Shabbat provides a reminder of the ‘why’ behind religious observances

Rabbi Hyim Shafner


With this week’s Torah portion, Pikudey, we will finish the book of Shemot, Exodus, and the reading of a five Torah portion series that describes the tabernacle, a moving temple the Jews had in the desert, and its erection. In these portions, God describes the tabernacle to Moses while he is on the mountain and then tells him the mitzvah of Shabbat. Following this, Moses descends the mountain, sees the golden calf, breaks the tablets, gains atonement for the people, makes a second set of tablets and ascends the mountain for another 40 days. Upon descending again, Moses tells the Jewish people the mitzvah of Shabbat and then the Torah describes the building of the tabernacle and its vessels by Bitzalel the architect and the many Jewish people who pitched in with the various labors necessary for its building.

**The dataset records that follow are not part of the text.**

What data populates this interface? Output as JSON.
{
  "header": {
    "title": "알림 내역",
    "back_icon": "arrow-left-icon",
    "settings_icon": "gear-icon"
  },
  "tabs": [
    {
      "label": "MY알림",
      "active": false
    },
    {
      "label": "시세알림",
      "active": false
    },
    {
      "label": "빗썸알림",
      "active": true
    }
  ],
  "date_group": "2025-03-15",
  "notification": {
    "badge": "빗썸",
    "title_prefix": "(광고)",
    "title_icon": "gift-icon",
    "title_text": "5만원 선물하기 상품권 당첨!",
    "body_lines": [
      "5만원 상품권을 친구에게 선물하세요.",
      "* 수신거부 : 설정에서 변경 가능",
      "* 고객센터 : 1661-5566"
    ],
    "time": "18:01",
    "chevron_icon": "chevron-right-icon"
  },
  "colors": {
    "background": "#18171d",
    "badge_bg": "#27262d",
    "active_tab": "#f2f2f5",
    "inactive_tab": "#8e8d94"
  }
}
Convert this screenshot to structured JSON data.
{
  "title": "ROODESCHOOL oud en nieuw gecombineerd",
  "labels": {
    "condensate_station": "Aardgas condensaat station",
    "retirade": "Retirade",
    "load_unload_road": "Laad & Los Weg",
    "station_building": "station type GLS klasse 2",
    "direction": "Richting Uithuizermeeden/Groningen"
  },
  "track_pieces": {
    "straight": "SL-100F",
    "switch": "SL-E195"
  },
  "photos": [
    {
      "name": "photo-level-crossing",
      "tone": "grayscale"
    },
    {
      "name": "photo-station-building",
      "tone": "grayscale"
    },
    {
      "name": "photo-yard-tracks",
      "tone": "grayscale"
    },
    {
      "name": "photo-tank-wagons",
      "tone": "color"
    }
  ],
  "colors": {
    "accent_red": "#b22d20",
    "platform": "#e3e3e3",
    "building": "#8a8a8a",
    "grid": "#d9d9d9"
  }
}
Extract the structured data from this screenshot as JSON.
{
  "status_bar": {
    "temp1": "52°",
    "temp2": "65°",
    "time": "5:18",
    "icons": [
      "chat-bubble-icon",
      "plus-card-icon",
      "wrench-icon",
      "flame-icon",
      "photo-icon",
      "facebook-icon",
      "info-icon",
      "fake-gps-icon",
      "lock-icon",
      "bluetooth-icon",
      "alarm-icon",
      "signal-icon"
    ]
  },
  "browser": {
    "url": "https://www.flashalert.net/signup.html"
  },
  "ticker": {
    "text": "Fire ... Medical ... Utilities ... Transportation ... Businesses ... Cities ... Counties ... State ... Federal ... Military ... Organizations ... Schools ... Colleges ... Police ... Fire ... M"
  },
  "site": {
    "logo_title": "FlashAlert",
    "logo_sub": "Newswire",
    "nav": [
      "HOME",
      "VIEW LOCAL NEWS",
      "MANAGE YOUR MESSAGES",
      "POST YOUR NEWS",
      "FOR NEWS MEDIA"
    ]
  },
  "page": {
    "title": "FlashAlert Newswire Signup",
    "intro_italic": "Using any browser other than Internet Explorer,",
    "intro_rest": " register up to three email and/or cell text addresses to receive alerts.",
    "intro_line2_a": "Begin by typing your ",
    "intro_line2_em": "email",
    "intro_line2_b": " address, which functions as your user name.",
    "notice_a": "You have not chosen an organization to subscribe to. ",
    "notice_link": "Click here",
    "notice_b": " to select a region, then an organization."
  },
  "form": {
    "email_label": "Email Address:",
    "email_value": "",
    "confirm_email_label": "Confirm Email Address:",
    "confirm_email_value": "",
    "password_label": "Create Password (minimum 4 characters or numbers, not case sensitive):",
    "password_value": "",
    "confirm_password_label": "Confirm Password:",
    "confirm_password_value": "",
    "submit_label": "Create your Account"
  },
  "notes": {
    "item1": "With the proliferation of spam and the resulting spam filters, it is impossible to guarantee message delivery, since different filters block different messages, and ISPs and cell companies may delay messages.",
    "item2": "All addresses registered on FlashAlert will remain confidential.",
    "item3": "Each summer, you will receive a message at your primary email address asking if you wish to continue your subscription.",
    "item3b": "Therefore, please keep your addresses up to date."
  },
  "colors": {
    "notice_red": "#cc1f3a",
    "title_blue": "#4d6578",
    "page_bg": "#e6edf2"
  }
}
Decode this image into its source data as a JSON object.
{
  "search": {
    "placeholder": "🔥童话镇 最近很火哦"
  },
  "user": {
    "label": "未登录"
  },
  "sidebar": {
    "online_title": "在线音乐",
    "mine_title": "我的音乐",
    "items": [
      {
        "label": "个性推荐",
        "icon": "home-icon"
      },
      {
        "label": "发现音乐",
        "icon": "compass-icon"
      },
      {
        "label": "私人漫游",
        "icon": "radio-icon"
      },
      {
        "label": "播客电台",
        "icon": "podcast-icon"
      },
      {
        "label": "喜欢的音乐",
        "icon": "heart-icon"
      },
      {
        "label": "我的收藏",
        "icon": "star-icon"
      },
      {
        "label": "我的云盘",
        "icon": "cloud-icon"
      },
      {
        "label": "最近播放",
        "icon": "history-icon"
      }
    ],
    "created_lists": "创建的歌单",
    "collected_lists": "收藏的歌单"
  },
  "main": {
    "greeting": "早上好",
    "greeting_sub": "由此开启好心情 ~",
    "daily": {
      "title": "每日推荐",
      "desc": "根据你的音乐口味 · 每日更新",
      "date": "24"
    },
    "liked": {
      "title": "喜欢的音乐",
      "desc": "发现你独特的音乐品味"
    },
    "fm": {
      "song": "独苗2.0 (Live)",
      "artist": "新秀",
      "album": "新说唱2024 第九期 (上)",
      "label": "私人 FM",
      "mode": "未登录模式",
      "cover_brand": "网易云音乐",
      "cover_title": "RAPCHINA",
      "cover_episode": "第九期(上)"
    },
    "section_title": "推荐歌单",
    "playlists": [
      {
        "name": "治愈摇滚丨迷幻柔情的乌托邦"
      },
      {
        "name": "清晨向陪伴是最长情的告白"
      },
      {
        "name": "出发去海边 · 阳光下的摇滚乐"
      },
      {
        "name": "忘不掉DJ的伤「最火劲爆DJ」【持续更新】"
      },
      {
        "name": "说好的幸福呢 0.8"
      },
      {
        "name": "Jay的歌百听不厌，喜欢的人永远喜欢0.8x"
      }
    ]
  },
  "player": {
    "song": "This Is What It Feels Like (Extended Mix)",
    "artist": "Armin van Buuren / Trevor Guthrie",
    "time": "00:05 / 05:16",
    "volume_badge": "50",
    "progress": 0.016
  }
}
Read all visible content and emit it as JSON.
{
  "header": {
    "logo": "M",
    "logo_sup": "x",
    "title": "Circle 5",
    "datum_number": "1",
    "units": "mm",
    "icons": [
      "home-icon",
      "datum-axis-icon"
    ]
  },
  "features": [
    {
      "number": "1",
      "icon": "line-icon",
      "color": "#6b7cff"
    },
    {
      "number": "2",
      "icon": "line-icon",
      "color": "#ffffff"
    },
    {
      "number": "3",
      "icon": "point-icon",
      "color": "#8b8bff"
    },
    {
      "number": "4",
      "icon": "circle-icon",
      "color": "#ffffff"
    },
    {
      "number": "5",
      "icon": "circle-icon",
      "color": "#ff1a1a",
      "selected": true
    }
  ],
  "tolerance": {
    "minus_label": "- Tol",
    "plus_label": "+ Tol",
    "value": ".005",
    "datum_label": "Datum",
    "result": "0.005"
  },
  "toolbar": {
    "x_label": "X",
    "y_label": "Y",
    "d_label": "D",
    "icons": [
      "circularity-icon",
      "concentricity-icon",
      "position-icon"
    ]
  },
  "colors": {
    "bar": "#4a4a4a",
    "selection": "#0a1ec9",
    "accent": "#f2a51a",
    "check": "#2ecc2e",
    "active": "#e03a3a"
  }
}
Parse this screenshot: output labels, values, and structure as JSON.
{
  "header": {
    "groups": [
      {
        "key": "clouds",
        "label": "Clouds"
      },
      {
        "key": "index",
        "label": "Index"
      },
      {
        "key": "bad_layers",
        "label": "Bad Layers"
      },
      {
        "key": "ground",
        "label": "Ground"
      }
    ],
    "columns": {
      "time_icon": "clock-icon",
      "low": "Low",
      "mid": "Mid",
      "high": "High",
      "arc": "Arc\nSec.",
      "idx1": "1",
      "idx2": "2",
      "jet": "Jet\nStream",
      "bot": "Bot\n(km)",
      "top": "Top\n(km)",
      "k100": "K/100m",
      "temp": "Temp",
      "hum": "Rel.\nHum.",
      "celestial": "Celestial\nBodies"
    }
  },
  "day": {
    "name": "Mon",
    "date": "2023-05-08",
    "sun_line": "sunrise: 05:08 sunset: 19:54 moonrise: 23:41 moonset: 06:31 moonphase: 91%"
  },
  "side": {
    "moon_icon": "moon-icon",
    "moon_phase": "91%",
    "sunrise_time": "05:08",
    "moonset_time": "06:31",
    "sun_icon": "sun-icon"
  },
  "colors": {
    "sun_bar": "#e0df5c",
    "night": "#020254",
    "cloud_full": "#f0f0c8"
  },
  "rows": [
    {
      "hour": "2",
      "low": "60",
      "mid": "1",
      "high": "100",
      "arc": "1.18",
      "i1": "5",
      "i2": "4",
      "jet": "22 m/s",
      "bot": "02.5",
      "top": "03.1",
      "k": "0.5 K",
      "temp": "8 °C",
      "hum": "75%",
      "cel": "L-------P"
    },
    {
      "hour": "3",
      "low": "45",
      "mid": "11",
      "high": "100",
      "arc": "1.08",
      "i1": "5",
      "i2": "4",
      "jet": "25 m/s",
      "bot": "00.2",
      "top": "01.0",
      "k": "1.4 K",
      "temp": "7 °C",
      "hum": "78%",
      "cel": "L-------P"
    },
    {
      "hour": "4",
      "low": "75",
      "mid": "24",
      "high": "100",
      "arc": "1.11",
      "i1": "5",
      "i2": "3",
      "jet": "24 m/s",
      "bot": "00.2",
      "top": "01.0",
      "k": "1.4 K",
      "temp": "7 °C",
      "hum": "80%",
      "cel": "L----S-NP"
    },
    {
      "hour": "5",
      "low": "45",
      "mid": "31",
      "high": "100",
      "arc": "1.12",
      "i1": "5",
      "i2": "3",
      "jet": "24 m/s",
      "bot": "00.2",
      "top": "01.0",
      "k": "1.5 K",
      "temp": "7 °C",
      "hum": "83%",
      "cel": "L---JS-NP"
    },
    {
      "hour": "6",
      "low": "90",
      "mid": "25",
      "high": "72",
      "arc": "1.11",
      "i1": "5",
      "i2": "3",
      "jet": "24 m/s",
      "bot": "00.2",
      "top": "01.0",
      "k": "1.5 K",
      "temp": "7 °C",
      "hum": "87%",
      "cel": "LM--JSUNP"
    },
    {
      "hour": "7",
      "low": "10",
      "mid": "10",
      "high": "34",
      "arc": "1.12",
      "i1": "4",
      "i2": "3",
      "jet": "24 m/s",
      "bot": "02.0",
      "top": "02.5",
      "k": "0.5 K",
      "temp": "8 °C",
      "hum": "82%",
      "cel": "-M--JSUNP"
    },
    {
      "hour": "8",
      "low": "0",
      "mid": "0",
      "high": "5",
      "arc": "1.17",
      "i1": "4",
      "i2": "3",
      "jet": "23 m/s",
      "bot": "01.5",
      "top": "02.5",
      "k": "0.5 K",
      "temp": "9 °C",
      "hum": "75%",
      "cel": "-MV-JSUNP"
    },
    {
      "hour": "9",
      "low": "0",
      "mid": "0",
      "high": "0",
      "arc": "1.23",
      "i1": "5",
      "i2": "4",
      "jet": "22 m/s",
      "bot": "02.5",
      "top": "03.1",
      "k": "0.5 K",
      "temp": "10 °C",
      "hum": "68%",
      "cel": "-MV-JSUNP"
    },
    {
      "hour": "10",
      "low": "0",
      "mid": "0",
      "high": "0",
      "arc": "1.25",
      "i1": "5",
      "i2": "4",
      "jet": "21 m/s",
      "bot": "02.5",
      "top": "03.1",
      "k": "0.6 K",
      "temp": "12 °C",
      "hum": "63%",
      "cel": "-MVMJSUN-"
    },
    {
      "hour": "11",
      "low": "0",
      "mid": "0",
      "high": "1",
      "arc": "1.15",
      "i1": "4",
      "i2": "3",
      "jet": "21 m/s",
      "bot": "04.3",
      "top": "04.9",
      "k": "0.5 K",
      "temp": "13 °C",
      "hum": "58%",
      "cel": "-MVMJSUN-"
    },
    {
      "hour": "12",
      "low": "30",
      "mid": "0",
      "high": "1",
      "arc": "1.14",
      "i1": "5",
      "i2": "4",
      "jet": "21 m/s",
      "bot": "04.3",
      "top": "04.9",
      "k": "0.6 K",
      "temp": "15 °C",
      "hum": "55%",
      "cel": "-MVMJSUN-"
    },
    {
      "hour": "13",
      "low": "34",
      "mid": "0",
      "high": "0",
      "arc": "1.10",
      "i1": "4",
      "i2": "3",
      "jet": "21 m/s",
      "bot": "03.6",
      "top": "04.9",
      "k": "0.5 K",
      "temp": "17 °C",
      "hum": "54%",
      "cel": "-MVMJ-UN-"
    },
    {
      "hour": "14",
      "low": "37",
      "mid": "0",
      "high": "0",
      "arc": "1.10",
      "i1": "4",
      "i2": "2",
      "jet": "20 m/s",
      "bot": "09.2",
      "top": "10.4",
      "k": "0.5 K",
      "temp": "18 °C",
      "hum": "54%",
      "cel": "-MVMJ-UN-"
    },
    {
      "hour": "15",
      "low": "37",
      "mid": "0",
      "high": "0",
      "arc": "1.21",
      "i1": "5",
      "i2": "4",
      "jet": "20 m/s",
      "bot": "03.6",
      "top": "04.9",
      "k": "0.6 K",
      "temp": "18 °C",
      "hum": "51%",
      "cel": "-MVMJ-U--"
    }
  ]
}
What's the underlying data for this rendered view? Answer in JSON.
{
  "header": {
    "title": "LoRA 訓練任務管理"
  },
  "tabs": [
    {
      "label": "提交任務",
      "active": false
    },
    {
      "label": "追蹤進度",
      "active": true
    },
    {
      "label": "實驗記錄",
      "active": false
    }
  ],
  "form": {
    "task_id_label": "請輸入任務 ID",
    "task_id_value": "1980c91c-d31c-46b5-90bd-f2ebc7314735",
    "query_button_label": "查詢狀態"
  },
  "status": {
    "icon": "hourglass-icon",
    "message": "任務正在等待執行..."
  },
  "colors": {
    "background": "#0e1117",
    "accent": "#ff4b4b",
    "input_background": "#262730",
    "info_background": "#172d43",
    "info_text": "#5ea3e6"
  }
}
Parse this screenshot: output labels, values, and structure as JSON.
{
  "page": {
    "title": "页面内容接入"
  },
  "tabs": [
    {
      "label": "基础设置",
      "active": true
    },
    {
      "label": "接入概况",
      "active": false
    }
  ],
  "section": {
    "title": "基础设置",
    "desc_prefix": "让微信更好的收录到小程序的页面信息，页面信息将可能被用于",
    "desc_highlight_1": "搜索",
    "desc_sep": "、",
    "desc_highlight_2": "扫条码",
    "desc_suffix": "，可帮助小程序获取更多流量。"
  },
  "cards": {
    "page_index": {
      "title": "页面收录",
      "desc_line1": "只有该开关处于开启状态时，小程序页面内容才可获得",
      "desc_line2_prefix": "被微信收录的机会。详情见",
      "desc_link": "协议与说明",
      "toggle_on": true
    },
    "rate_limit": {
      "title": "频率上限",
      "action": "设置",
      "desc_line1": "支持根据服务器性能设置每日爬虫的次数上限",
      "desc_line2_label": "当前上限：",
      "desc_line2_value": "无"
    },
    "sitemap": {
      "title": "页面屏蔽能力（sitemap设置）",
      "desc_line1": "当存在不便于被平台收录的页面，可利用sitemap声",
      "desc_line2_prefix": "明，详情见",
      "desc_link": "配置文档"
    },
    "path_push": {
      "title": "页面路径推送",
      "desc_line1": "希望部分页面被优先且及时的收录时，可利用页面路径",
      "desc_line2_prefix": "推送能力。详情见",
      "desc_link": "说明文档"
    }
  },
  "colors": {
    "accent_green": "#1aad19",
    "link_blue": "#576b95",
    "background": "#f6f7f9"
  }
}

This forms a curious pattern: tabernacle, Shabbat, golden calf, Shabbat, tabernacle. The Talmud tells us that Shabbat is always mentioned in juxtaposition to the tabernacle to teach us that the tabernacle may not be built on Shabbat. In fact, the Talmud learns all of the laws of what one may not do on Shabbat, the 39 forbidden labors of Shabbat, from the work it took to erect the tabernacle. Essentially, what one can not do on Shabbat is “build a tabernacle.”

It seems like a bad idea to give a nation that has just built an idol out of gold a commandment to serve God by building a tabernacle and its vessels out of gold. How will this prevent the Jewish people from lapsing back into idolatrous worship? Why not give them something less risky, such as prayer? In fact the Midrash tells us that the heads of the golden cherubs on the ark were the heads of male cows!

Perhaps the message is that when building a tabernacle for God, or doing anything religious (or not religious) for that matter, we run the risk of making an idol. How to avoid this pitfall? The answer is Shabbat. Shabbat reminds us “why” as we go about building and getting caught up in “how.” The Jewish people hoped to reach God through the calf, as Aaron exclaimed before the calf, “A holiday to God (the real God) tomorrow,” but the calf was an idol to the Jewish people.

An idol is made when we idealize something – when we make it something it is not. This can be a calf of gold thinking it is God, or a Hollywood star thinking they are more than an actor or person. Or ourselves.

So, too, can a tabernacle become an idol. If we become obsessed with the how of its construction and forget why – forget that it is for God to dwell among us – then we have made it into an idol. The Shabbat comes to create balance; a stop from the dangers of our furious obsessive work, even holy work.

Whether in secular pursuits or in holy things such as mitzvot, commandments, let us learn from the Shabbat to take the time to focus on the why and not just the how and what.

Shabbbat Shalom.

Rabbi Hyim Shafner serves Bais Abraham Congregation and is a member of the St. Louis Rabbinical Association.